The limits of maths
Does mathematics really live up to the noble claim that every statement it makes can be proven true or false beyond any doubt? Unfortunately not entirely. At the beginning of the twentieth century people worked had to put all of mathematics, rather than just sub-areas like plane geometry, on a rigorous footing, making sure that every true statement can be derived from a few basic axioms. It wasn't an easy task. A famous attempt by Bertrand Russell and Alfred North Whitehead made the maths pretty hard going: a proof that 1+1 = 2, based on their choice of axioms, spanned a few hundred pages. Their system also contained a flaw. They couldn't show that it didn't contain any contradictions.
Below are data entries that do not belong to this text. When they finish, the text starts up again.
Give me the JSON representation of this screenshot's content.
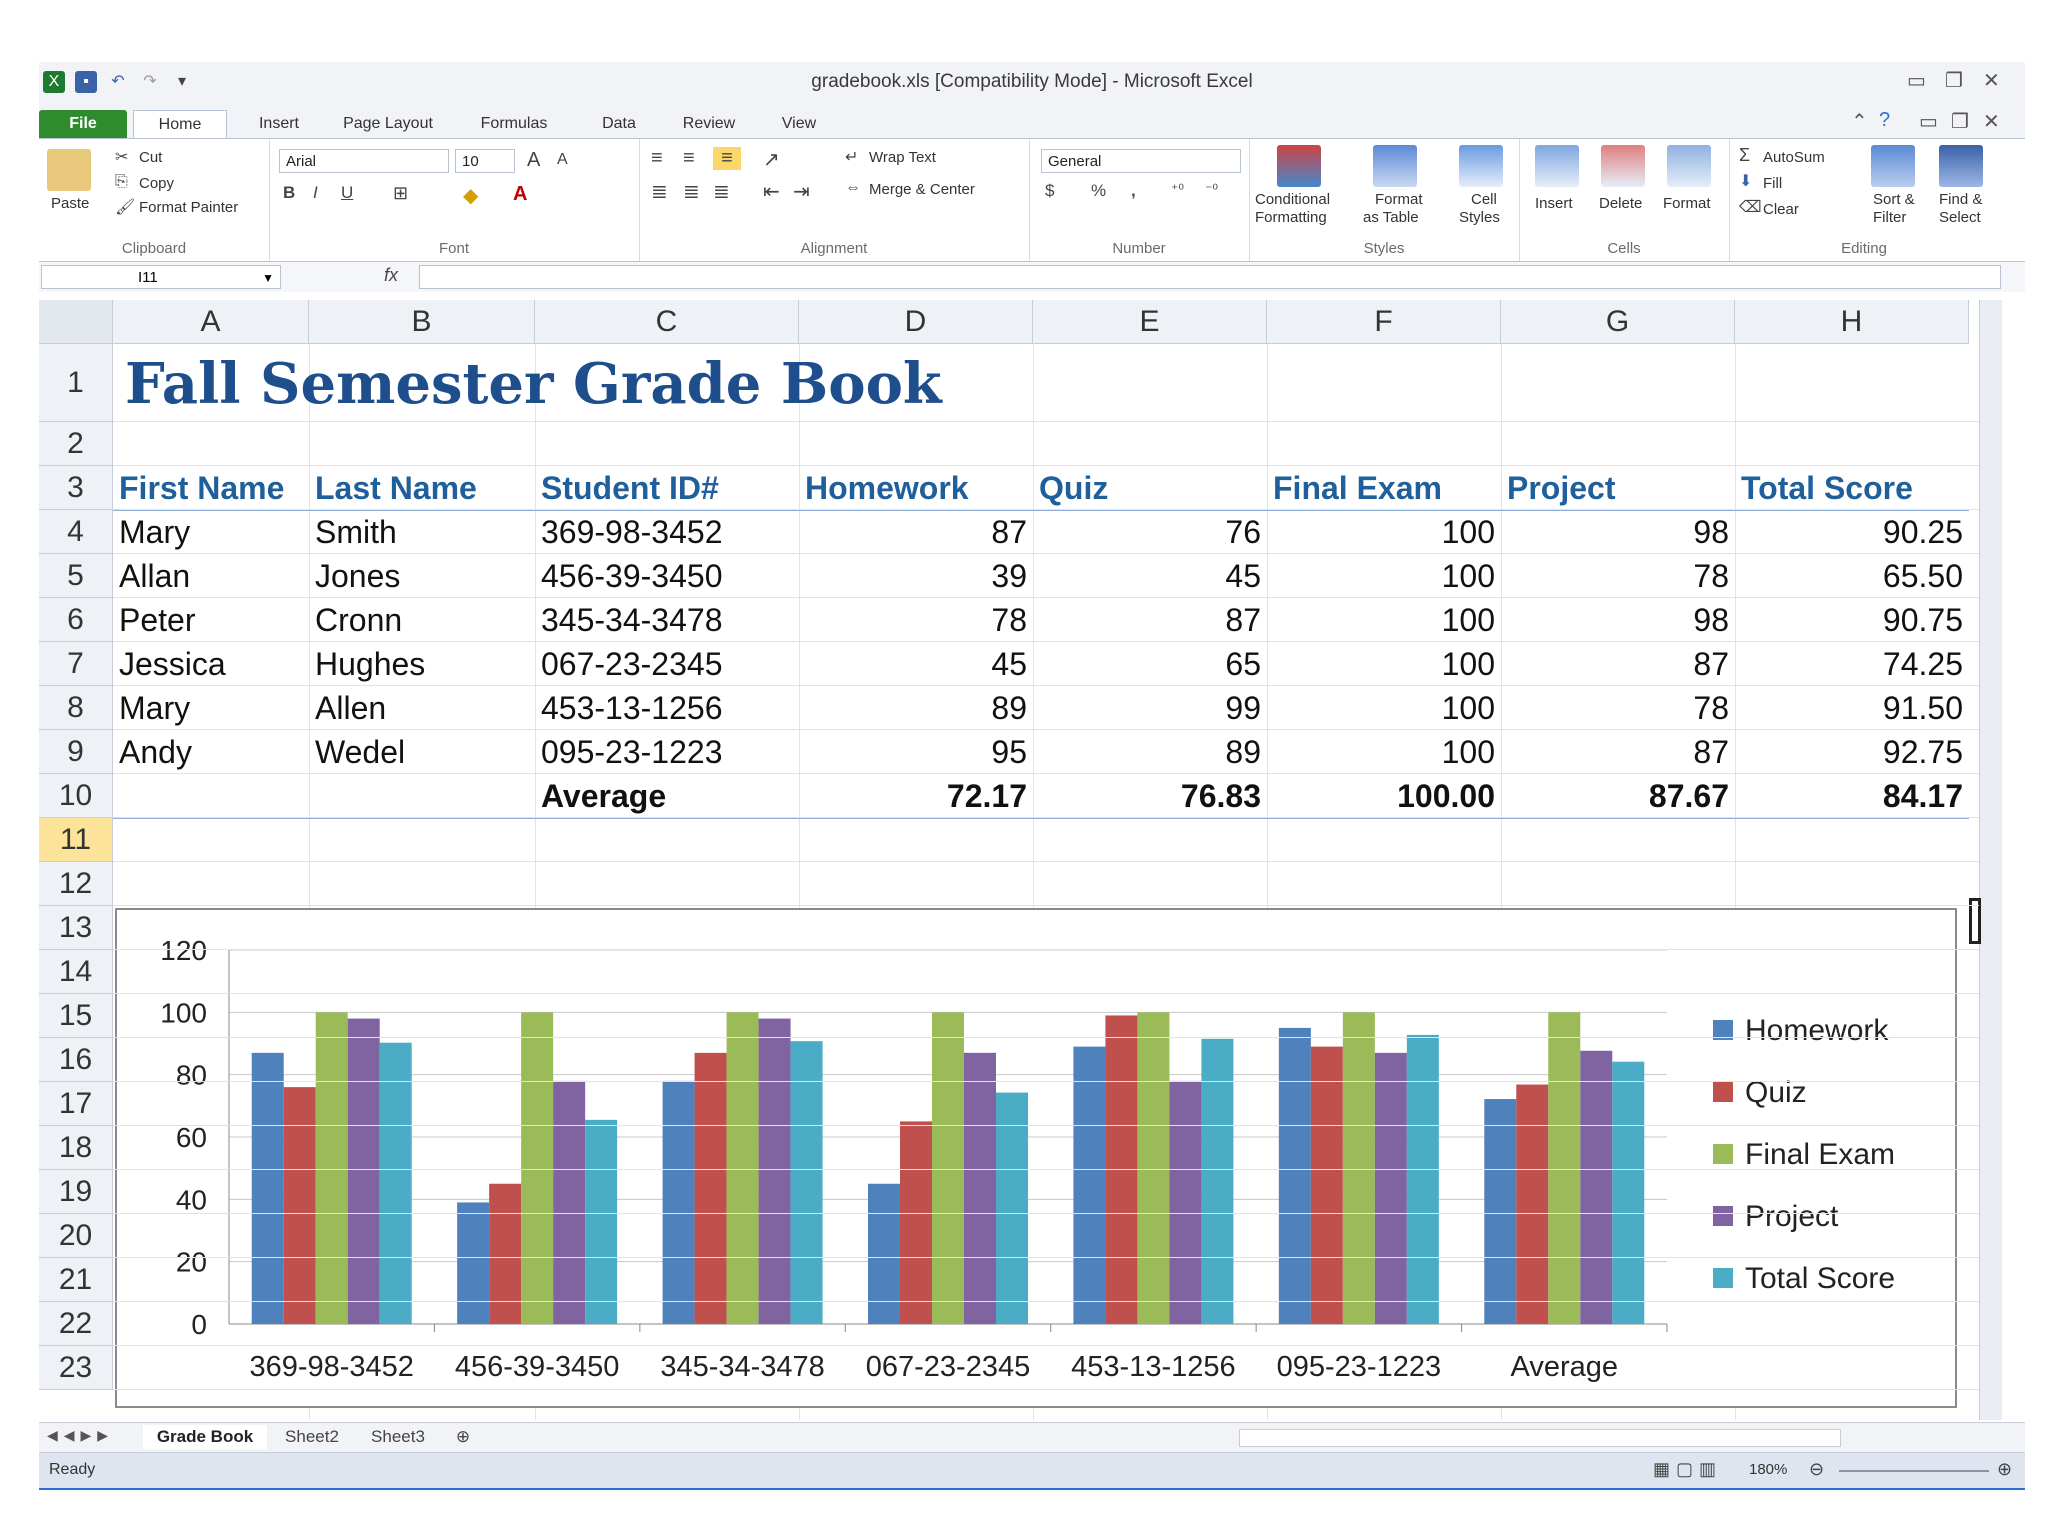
{
  "window": {
    "title": "gradebook.xls  [Compatibility Mode]  -  Microsoft Excel"
  },
  "tabs": [
    "File",
    "Home",
    "Insert",
    "Page Layout",
    "Formulas",
    "Data",
    "Review",
    "View"
  ],
  "ribbon": {
    "clipboard": {
      "label": "Clipboard",
      "paste": "Paste",
      "cut": "Cut",
      "copy": "Copy",
      "format_painter": "Format Painter"
    },
    "font": {
      "label": "Font",
      "name": "Arial",
      "size": "10",
      "bold": "B",
      "italic": "I",
      "underline": "U"
    },
    "alignment": {
      "label": "Alignment",
      "wrap_text": "Wrap Text",
      "merge_center": "Merge & Center"
    },
    "number": {
      "label": "Number",
      "format": "General",
      "currency": "$",
      "percent": "%",
      "comma": ","
    },
    "styles": {
      "label": "Styles",
      "conditional": "Conditional",
      "formatting": "Formatting",
      "format": "Format",
      "as_table": "as Table",
      "cell": "Cell",
      "cell_styles": "Styles"
    },
    "cells": {
      "label": "Cells",
      "insert": "Insert",
      "delete": "Delete",
      "format": "Format"
    },
    "editing": {
      "label": "Editing",
      "autosum": "AutoSum",
      "fill": "Fill",
      "clear": "Clear",
      "sort": "Sort &",
      "filter": "Filter",
      "find": "Find &",
      "select": "Select"
    }
  },
  "formula_bar": {
    "name_box": "I11",
    "fx": "fx",
    "content": ""
  },
  "columns": [
    "A",
    "B",
    "C",
    "D",
    "E",
    "F",
    "G",
    "H"
  ],
  "rows": [
    "1",
    "2",
    "3",
    "4",
    "5",
    "6",
    "7",
    "8",
    "9",
    "10",
    "11",
    "12",
    "13",
    "14",
    "15",
    "16",
    "17",
    "18",
    "19",
    "20",
    "21",
    "22",
    "23"
  ],
  "sheet": {
    "title": "Fall Semester Grade Book",
    "headers": [
      "First Name",
      "Last Name",
      "Student ID#",
      "Homework",
      "Quiz",
      "Final Exam",
      "Project",
      "Total Score"
    ],
    "students": [
      [
        "Mary",
        "Smith",
        "369-98-3452",
        "87",
        "76",
        "100",
        "98",
        "90.25"
      ],
      [
        "Allan",
        "Jones",
        "456-39-3450",
        "39",
        "45",
        "100",
        "78",
        "65.50"
      ],
      [
        "Peter",
        "Cronn",
        "345-34-3478",
        "78",
        "87",
        "100",
        "98",
        "90.75"
      ],
      [
        "Jessica",
        "Hughes",
        "067-23-2345",
        "45",
        "65",
        "100",
        "87",
        "74.25"
      ],
      [
        "Mary",
        "Allen",
        "453-13-1256",
        "89",
        "99",
        "100",
        "78",
        "91.50"
      ],
      [
        "Andy",
        "Wedel",
        "095-23-1223",
        "95",
        "89",
        "100",
        "87",
        "92.75"
      ]
    ],
    "average_row": [
      "",
      "",
      "Average",
      "72.17",
      "76.83",
      "100.00",
      "87.67",
      "84.17"
    ]
  },
  "chart_data": {
    "type": "bar",
    "categories": [
      "369-98-3452",
      "456-39-3450",
      "345-34-3478",
      "067-23-2345",
      "453-13-1256",
      "095-23-1223",
      "Average"
    ],
    "series": [
      {
        "name": "Homework",
        "color": "#4f81bd",
        "values": [
          87,
          39,
          78,
          45,
          89,
          95,
          72.17
        ]
      },
      {
        "name": "Quiz",
        "color": "#c0504d",
        "values": [
          76,
          45,
          87,
          65,
          99,
          89,
          76.83
        ]
      },
      {
        "name": "Final Exam",
        "color": "#9bbb59",
        "values": [
          100,
          100,
          100,
          100,
          100,
          100,
          100
        ]
      },
      {
        "name": "Project",
        "color": "#8064a2",
        "values": [
          98,
          78,
          98,
          87,
          78,
          87,
          87.67
        ]
      },
      {
        "name": "Total Score",
        "color": "#4bacc6",
        "values": [
          90.25,
          65.5,
          90.75,
          74.25,
          91.5,
          92.75,
          84.17
        ]
      }
    ],
    "yticks": [
      "0",
      "20",
      "40",
      "60",
      "80",
      "100",
      "120"
    ],
    "ylim": [
      0,
      120
    ],
    "grid": true,
    "legend": "right"
  },
  "sheet_tabs": [
    "Grade Book",
    "Sheet2",
    "Sheet3"
  ],
  "status": {
    "ready": "Ready",
    "zoom": "180%"
  },
  "colors": {
    "header_blue": "#1f5f9c",
    "title_blue": "#1f4e8c",
    "file_tab": "#2e8b2e",
    "selected_row": "#fbe49a"
  }
}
A few years later a young Austrian mathematician by the name of Kurt Gödel delivered a fatal blow to their dream. Suppose you have chosen a set of axioms you think should underlie all of maths. That set of axioms would be no good if it didn't allow you to define and draw conclusions about the natural numbers and their arithmetic, so let's also assume that your set of axioms is strong enough to do that. Let's also assume that as you build up all of mathematics from your axioms, proving one statement after the other, you don't encounter any contradictions: the system you can build with your axioms is contradiction-free. What Gödel proved is that in the resulting system there will always be mathematical statements you can't prove to be either true or false using your axioms: there will always be undecidable statements.
This is quite a shocking result: it means that no matter what set of axioms you choose, the mathematics you can build up from it will always be incomplete. This is why Gödel's results (there were in fact two separate ones) are called the incompleteness theorems. Mathematicians have concrete examples of statements that cannot be proved using the accepted axioms of mathematics. When you come across such an undecidable statement, you essentially have to make up your own mind as to whether you believe it's true or not. (To find out more about the incompleteness theorems see here.)
Unfortunately though, Gödel's results don't serve as an excuse to tear up your tax bill on the grounds that you don't believe it. The kind of maths people use every day, be it to calculate taxes or build airplanes, is undisputed. The undecidable statements mathematicians have found so far (see here for some examples) don't enter into these areas. If one day undecidable statements do interfere with our technologies and calculations, then mathematicians will have to revert to the scientists' approach and base their opinions as to what's true or false on their observations of what's happening around them.
Find out more about proofs in the following series of articles:
- The origins of proof
- The origins of proof II: Kepler's proofs
- The origins of proof III: Proof and puzzles through the ages
- The origins of proof IV: The philosophy of proof
You can see all Plus articles to do with proofs here.
About the author
Marianne Freiberger is Editor of Plus.